A 15-year-old boy who drowned in a lake in Algonquin Park last month while on a Toronto District School Board-sponsored canoe and camping trip failed a swim test but was inexplicably still allowed to go, a board official said Wednesday.

Jerimiah Perry and his brother, Marion, were two of fifteen students who did not pass a mandatory swim test administered in a lake prior to the July trip, TDSB director of education John Malloy said.

Perry was swimming with classmates in the park’s Big Trout Lake during a camping trip on July 4 when he suddenly went under the water and didn’t resurface.

His body was found the next day.

Malloy said the board procedure required that Perry be offered swimming lessons and an additional swim test before being allowed on the camping trip, but records indicate Perry was not offered any lessons or an additional test before he was cleared to go.

“I am deeply troubled by these findings, that such a critical safety requirement in our procedures appears not to have been followed,” Malloy said. “On behalf of the TDSB, I offer my most sincere apology and regret.”

Speaking on Wednesday afternoon, Jeremiah’s father, Joshua Anderson, told reporters he and the rest of the family were still processing revelations from the board’s ongoing investigation.

“I’m not satisfied, I will never be satisfied, but I am appreciative,” Anderson said of the board and its efforts.

Malloy added that none of the students who failed the swim tests should have been allowed on the trip, and he could not say why they were allowed to go.

“The core of our investigation revolves around how this could have happened.”

Two other students who went on the trip did not even undergo a swim test, Malloy said.

Going forward, the board will require school principals to verify that students have completed and passed physical capability tests before a trip will be allowed to proceed.

Students wishing to embark on trips will be provided with their test results, as well as their parents, Malloy said.

Further measures will be announced once the board completes a formal review of its field trip procedures.

“(Parents) must have confidence that the appropriate safety measures are in place,” Malloy said. “We take this responsibility seriously and we will work diligently to restore confidence.”

When asked whether the outcome of the trip would have been different if he was given notice that his son failed his swim test, Anderson seemed to agree it would.

“I think everything would have changed. . . everything would have been different.”

He said that he hoped the board would continue to develop ways to make sure what happened to Jeremiah would never happen again.

“I can only hope that it’s not just lip service or something on paper – that they actually do it.”

He said outdoor trips like the one his sons were on can be “life and death.”

Anderson previously told CTV News Toronto that he believed his son was allowed to wear a life jacket during his test. But students who went on the trip with Jeremiah said he was not wearing any flotation device around the time he was last seen.

Malloy said the two teachers who organized and led the trip into Algonquin Park, which involved canoeing and portaging over the span of several days, have declined to speak with school board investigators regarding what occurred, on the advice of legal counsel.

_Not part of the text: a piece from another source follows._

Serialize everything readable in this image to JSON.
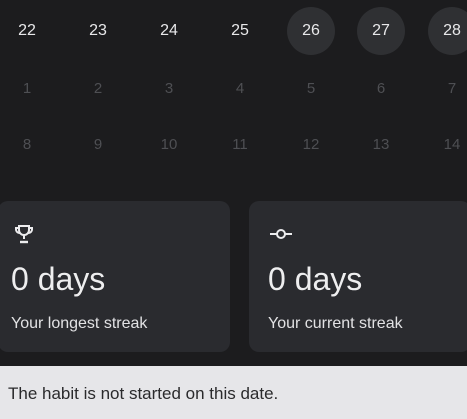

Both teachers are currently on home assignment.

The Coroner's office and Renfrew County OPP are also investigating the incident, both organizations told CP24 Wednesday that their inquiries are ongoing and no further information could be released.